Connecting the dots of information literacy with social media.
–Buffy Hamilton, Internet & Schools East, April 2010.
Rethinking ways we can instruct our students with information literacy.
– How do we support and scaffold students’ ability to read and write an ever-growing world of information?
– How do we adapt our pracitce as librarians to effectively cultivate informationally fluent students who will thrive in today’s society? — help them learn to analyze/evaluate information.
-Seth Godin: “when industry norms start to die, people panic. it’s difficult to change when you think that you must change everything in order to succeed. Changing everything is too difficult.”
– strategic changes are much more helpful than changing everything.
Don’t reinvent the wheel; instead, find pivot points for change.
Pivot Point #1:
Keep your traditional sources of authoritative information in your research pathfinders, but let the research topic and mode of research guide the integration of social media information sources and tools for delivering that content to help students navigate the maze of today’s information world.
– days of trusting the printed reference book has come and gone. Teachers must get their heads around new authorities.
AASL 21st Century Standards
New Resources for Authorities
- podcasts — students much more engaged at times if they listen or watch resources. Lots of resources now provide podcast; lots of authoritative information being delivered through podcasts.
- students weren’t just reading about situations; they were able to experience the situations.
- Podcasts can be a free and dynamic way to capture student interests
- Blogs — lots of experts blogging about issues.
- Homefires Blog (veterans transitioning back into mainstream civilian life)
- Netvibes — RSS feeds from several blogs all on one page
- Students prefer to read the blogs over a textbook — they are much more organic and students are engaged. Plus blogs are free; textbooks are not.
- way to get current information about current issues.
- YouTube blocked at schools, use Zamzar to download and convert YouTube videos.
- Treasure trove of videos that are free and online and full of information that students can use and explore.
- Video used as a teaser; then, students really got excited about learning and researching.
- Google Maps/mashups
- taking data and putting it into map form
- Embassies Accepting Injured People in Iran
- Swine Flu Google Map
- RSS Feeds
- Librarians’ best friends
- Database vendors (including Ebscohost & Gale) have RSS feeds
- Newspapers, Twitter, Podcasts all have RSS Feeds
- Streams of information to push the information out to students
- Google News
- RSS Feeds/Widgets
- Don’t have to be an html expert to create widgets; already created for you.
- News, Topics, possibilities are endless
Teaching research is much more fun today, because so many tools available to teach research. Traditional research pathfinders are no longer. So many ways now to display research information in ways students will use them, and they are free
Pivot Point #2:
Keep focusing on teacher collaboration, but focus on creating conversations…
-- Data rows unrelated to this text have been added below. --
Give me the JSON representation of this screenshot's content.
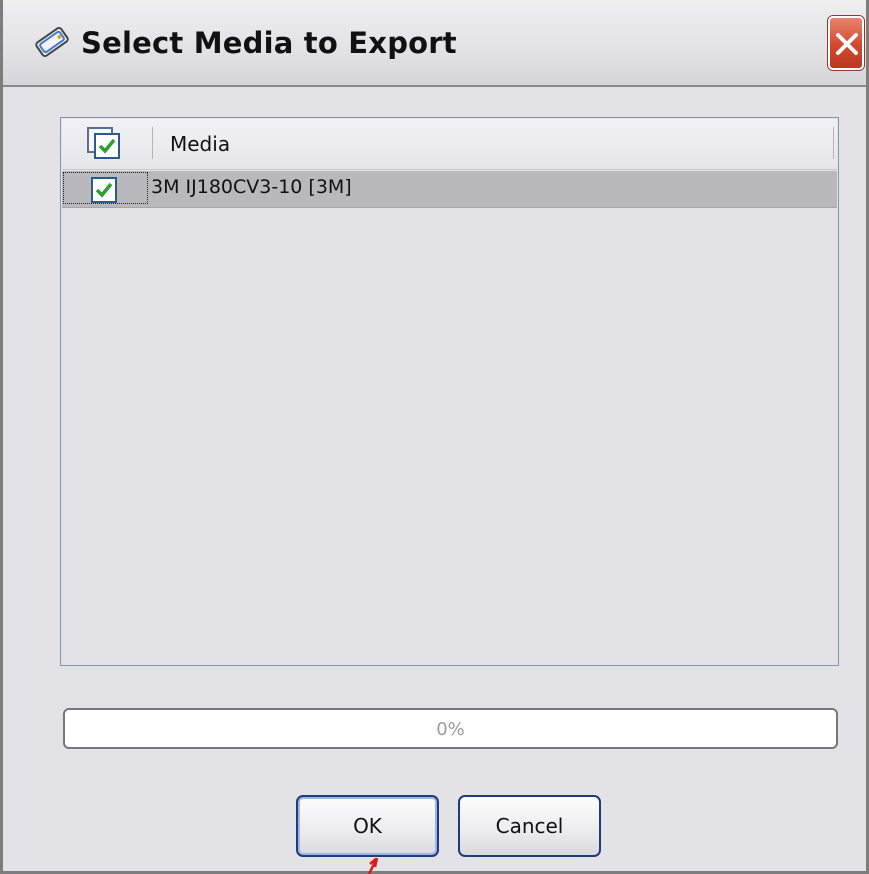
{
  "window": {
    "title": "Select Media to Export"
  },
  "list": {
    "columns": [
      "Media"
    ],
    "header_all_checked": true,
    "rows": [
      {
        "checked": true,
        "label": "3M IJ180CV3-10 [3M]",
        "selected": true
      }
    ]
  },
  "progress": {
    "value": 0,
    "text": "0%"
  },
  "buttons": {
    "ok": "OK",
    "cancel": "Cancel"
  },
  "colors": {
    "check": "#2e9e2e",
    "close_button": "#d2482c",
    "button_border": "#1d3c7a"
  },
  "icons": {
    "title": "media-tag-icon",
    "close": "close-icon",
    "header_check": "select-all-checkbox-icon",
    "row_check": "checkbox-checked-icon"
  }
}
Create conversations about collaboration, leadership, and social responsibility….
- research wiki (wetpaint)
- building living textbook
- continually being updated and created
- share with other classes involved with the same project. very rich and informative discussions in class
- cross-collaboration with students; no more lone-wolf learner in era of testing; how do we share information & replicate what we see in the real world
- literature circle wiki
- book trailers
- notes on the face-to-face meetings posted to the class wiki.
- have follow-up discussions online through the class wiki, through comments on the discussion notes.
Pivot Point #3:
keep assesing student learning using traditinoal tools, but use alternative modes of assessment like blog to engage students in metacognition and to activiely reflect on their research strategities.
create conversation about adaptability and research strategies using blogs.
- research student blogs
- students get excited about the research. “Life changing, these two words give a perfect summary of what this project has been for me….” –student blog comment
- Real world experts comment on student research blogs.
- Students engage, think about topics, and connect with real-life experts.
- Learning tool not just for one research project. Blogs are a way to have a voice and get ideas out there. Ideas have value and meaning
Pivot Point #4:
Keep teaching students how to access and consume information, but place….
- multi-genre artifacts — can differentiate instruction & open up students who have abilities in other areas. Can learn online safety skills through these projects. Presentation Zen ideas covered.
- Facebook Page
- Two Voice Poem
- Presentation Zen: Students had to think about the content, not just regurgitate. Had to learn to connect with the audience.
Pivot Point #5:
Keep creating research pathfinders for students, but teach students how to forge their own paths for learning and building their own information portals
Learning is the process of creating own network….
www.netvibes.com/alex7586#home (student created netvibes portal)
www.netvibes.com/samonte94#General (student created netvibes portal)
Students so excited about researching and learning about their topics.
- Baby steps are ok.
- anticipate some initial pushback, from both students & teachers. –for first time students were being asked, “What do you think?” Some students were ok, some not so much.
Embrace the messiness of social scholarship and questions of authority.
- Rules are hard & fast now; not firm. What is authoritative. If students can articulate this, they have mastered these skills.